Are social equality and independence finally being achieved?

Miss Manners has heard a lot of talk by people who imagine they personify such an ideal. And highly unsavory talk it is, too:

"No, darling, we certainly cannot split the bill fifty-fifty. You had dessert and I didn't."

"What's the difference if they're related to us? I won't have them; they bore me."

"I presume they sent us a gift because they wanted to, not because they expected to be thanked."

"I'm perfectly capable of opening that door for myself; my arm's not broken."

"Why should I make allowances for the fact that she has children? That's her choice; I didn't ask her to have children."

"I never go to funerals; it depresses me."

When Miss Manners had wispy dreams of social equality, she never envisioned its meaning every man or woman for him or herself, asking nothing and giving nothing. She rather thought that independence meant that we should all carry our full social weight, with nobody excused from the obligation to contribute to the general welfare.

There used to be a rough sort of reciprocity in automatically assigned roles. A lady was expected to offer an occasional home-cooked meal for a gentleman who took her out to dine. If things really steamed up and he lavished presents on her, she would needlepoint him a pair of slippers. (Yes, Miss Manners has heard about men whose idea of reciprocity was: "What do you mean, you don't feel 'that way' about me? Do you know how much I spent on you this evening?" But she was talking about gentlemen.)

How much better things would be, Miss Manners and many others imagined, if they were a bit more openly equalized.

Instead, they seemed to get worse. As the prescribed duties of gender, age, family, rank and position have been eroded, individual responsibility is seldom forthcoming to take their place. Too many people, Miss Manners has heard to her regret, act as if they don't owe anybody anything -- and then brood that others are not doing enough for them.

There are reports of both ladies and gentlemen who are perfectly content now to be the objects of blatantly one-sided courtships, if only they can get away with it.

Where it used to be a point of pride with the young to grow up enough to make their own way and assist others instead of always being assisted, it is often now accepted that the elders should always provide the resources -- money, hospitality and responsibility.

One hears people declare without embarrassment that they have decided to neglect or drop friends because their company is not immediately rewarding -- they are absorbed in their children, or have troubles, or are falling behind socially.
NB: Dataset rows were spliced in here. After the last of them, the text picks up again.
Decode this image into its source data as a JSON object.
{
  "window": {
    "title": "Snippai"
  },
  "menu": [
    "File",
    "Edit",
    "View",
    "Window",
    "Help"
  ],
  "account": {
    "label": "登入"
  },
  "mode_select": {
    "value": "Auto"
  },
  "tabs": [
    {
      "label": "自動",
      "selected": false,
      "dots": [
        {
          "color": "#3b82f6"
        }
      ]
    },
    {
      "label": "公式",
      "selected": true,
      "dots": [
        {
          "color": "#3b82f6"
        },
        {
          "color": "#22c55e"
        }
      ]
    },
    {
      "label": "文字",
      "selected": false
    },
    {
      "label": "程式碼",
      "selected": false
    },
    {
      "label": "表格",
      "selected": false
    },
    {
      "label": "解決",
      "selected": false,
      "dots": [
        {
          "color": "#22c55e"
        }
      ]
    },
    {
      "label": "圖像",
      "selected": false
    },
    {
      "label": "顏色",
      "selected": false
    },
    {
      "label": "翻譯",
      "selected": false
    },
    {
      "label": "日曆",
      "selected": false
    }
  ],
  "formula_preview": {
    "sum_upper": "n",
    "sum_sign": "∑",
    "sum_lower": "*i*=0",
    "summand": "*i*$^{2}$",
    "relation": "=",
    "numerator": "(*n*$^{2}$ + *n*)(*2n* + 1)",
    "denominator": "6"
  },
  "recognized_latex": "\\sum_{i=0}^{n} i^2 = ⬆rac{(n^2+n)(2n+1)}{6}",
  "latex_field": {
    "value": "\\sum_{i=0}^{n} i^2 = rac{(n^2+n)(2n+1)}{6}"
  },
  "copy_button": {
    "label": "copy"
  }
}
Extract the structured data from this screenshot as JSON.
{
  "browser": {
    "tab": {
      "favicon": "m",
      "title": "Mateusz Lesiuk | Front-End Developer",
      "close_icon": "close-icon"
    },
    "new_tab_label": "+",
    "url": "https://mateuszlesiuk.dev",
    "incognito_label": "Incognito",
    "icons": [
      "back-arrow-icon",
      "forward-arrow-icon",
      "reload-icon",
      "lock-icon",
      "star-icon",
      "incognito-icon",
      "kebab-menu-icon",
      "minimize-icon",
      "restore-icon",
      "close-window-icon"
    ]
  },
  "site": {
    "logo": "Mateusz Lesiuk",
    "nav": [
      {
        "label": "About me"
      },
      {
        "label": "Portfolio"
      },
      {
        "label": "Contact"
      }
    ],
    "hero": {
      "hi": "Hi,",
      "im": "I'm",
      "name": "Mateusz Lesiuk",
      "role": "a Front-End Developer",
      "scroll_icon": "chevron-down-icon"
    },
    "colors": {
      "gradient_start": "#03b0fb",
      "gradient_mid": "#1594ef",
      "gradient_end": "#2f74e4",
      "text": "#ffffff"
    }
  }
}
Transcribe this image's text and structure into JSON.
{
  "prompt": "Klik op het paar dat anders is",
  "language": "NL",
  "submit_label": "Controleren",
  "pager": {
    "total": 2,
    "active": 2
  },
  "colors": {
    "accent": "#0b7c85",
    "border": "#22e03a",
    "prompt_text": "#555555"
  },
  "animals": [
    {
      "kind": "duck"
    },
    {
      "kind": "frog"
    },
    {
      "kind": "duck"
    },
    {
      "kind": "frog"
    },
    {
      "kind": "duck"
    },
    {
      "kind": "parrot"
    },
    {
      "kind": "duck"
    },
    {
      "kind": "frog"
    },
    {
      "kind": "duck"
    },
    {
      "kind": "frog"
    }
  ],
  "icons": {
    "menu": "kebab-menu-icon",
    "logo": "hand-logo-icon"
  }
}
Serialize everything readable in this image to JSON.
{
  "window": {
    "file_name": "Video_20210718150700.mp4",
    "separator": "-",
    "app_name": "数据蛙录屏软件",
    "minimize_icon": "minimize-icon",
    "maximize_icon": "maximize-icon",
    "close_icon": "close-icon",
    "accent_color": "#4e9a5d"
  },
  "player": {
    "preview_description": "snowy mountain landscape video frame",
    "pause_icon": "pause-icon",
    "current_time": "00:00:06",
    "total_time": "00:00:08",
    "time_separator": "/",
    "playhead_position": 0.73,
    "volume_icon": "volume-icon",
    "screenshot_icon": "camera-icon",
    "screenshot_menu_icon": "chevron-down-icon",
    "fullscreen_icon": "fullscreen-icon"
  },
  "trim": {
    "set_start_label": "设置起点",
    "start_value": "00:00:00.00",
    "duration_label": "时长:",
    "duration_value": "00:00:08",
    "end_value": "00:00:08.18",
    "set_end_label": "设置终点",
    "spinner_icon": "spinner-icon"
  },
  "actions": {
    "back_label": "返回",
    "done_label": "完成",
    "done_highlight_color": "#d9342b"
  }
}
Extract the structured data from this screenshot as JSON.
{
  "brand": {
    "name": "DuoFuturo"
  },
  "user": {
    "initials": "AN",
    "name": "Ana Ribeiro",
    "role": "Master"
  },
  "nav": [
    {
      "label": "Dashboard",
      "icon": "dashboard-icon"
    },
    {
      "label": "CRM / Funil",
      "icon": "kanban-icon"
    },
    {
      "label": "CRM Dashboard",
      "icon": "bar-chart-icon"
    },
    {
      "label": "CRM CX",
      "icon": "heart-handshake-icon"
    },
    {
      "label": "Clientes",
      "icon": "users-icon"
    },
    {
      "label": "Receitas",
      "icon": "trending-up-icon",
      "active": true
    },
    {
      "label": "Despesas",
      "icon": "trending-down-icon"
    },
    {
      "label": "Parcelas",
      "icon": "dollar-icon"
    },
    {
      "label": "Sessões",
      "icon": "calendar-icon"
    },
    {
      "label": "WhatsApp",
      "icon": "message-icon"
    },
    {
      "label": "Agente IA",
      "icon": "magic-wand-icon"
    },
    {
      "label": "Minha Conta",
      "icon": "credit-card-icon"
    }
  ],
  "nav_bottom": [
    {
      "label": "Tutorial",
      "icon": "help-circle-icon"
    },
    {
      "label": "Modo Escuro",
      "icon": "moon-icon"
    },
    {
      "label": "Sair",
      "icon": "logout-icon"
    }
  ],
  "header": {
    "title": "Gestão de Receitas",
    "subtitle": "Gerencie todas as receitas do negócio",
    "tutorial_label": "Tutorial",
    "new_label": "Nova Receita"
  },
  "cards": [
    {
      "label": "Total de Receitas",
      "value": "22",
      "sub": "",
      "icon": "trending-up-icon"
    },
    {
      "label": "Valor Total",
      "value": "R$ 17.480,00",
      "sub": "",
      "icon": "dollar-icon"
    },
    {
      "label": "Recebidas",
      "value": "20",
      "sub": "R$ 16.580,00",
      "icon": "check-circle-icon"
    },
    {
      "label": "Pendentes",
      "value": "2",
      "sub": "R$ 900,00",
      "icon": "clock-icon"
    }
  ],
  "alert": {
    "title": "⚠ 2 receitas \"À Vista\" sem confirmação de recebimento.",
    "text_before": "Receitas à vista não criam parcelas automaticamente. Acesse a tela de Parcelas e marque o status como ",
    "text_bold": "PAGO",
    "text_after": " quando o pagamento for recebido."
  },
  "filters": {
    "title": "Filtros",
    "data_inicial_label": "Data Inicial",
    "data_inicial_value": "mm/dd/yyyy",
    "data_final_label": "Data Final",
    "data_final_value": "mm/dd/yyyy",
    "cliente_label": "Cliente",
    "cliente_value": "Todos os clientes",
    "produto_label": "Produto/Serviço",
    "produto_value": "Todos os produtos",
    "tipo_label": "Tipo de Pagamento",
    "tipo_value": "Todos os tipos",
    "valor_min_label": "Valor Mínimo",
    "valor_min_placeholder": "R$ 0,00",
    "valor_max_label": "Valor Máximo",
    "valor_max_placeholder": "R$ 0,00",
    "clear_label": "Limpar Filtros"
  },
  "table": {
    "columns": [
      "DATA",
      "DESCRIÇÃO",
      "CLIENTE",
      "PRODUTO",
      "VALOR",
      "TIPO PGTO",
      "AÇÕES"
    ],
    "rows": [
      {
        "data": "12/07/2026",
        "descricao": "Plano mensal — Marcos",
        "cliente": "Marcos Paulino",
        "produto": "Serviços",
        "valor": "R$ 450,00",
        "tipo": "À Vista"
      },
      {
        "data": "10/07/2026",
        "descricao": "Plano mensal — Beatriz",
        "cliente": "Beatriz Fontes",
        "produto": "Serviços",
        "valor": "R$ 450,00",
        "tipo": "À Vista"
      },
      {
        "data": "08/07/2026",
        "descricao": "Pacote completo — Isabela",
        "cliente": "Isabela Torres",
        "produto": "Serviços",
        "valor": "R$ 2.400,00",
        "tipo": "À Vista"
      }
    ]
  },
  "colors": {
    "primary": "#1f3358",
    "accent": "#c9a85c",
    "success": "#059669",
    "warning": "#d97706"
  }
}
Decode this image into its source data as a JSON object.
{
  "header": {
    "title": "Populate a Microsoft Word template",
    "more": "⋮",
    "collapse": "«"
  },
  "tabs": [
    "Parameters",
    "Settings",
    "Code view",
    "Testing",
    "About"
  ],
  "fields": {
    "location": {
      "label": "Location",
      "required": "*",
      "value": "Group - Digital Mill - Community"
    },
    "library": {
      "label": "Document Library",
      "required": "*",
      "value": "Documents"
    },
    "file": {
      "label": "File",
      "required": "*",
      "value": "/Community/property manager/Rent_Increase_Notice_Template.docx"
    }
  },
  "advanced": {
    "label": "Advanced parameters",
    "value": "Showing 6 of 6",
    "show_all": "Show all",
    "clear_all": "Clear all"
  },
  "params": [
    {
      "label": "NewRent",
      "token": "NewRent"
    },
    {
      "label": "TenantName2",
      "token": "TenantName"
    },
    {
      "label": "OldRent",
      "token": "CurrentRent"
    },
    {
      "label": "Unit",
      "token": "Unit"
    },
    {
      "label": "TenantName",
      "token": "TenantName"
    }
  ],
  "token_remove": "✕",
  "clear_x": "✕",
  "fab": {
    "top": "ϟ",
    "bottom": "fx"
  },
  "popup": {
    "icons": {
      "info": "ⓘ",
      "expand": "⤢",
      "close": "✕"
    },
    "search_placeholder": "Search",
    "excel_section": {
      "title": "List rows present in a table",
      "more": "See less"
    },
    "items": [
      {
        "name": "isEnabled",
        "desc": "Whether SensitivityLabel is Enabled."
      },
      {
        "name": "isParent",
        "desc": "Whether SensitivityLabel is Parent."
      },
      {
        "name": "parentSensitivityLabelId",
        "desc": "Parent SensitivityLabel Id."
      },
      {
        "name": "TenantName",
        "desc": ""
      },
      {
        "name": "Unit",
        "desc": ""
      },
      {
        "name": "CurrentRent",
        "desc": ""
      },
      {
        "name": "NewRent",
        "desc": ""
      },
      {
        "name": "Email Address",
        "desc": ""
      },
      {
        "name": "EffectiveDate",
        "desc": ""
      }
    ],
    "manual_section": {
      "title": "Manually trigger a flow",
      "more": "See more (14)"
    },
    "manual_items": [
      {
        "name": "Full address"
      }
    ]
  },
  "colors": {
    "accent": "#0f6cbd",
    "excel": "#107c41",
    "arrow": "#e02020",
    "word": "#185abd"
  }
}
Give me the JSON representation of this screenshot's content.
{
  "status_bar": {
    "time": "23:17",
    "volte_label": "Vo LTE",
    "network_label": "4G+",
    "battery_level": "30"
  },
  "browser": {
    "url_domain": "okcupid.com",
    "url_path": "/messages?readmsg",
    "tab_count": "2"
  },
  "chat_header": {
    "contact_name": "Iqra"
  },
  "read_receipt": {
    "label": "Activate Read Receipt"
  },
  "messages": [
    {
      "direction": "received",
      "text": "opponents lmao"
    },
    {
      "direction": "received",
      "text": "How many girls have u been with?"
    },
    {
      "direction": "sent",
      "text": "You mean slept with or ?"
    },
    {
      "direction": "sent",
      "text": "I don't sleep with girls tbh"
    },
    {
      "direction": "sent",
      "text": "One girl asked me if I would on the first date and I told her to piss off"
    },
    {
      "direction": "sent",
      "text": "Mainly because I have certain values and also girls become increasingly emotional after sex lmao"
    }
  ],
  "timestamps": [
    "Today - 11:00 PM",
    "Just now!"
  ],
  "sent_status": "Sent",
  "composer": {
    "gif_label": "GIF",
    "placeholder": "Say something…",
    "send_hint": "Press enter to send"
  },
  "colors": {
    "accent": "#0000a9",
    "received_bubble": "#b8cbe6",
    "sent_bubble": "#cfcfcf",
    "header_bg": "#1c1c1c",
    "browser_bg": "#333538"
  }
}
Even relatives have to pass such tests.

And there are those who feel so socially desirable that they consider themselves excused from any obligations to their entertainers, including answering invitations, dressing and arriving according to instructions, expressing gratitude or reciprocating.

Miss Manners finds all this disillusioning. Having believed in the unfairness of rigidly assigned duties, she does not want to retreat and start barking out orders based on demographics.

But what she needs, then, is for everyone to volunteer to exhibit the sense of equality that makes receiving without giving intolerable, and the real independence of being able to contribute to the welfare of others.

I appreciate guest towels (either cloth or disposable paper) being provided for guests. However, I am perplexed over the lack of a suitable container being provided for disposal of a used towel. What am I supposed to do with said towel?

Miss Manners is proud of you for having this problem. Most guests treat guest towels as icons of hospitality, leaving them untouched. Perhaps they have some vague idea of being less trouble to their hosts, not realizing how much more unpleasant it is for hosts to have to imagine the alternative solution to which their guests resorted.

In any case, the answer is that powder rooms do not have hampers; used cloth towels are merely left crumpled by the sink. If there is no wastebasket, which would be unfortunate, paper towels must be left that way, too. You really wouldn't want to risk flushing them down the toilet.

At tea in a nice restaurant, I was served fresh strawberries with cream -- and the hulls still on. How should I have handled this situation?

The stems are intended to be nature's little handles, by which you can grasp strawberries to eat them by hand. However, the cream alarms Miss Manners. If you are talking about a bowlful of strawberries and cream, you do not want to fish in it with your fingers. In that case, the tops should have been removed, but you could have cut them off carefully with the side of your spoon.

1987, United Feature Syndicate Inc.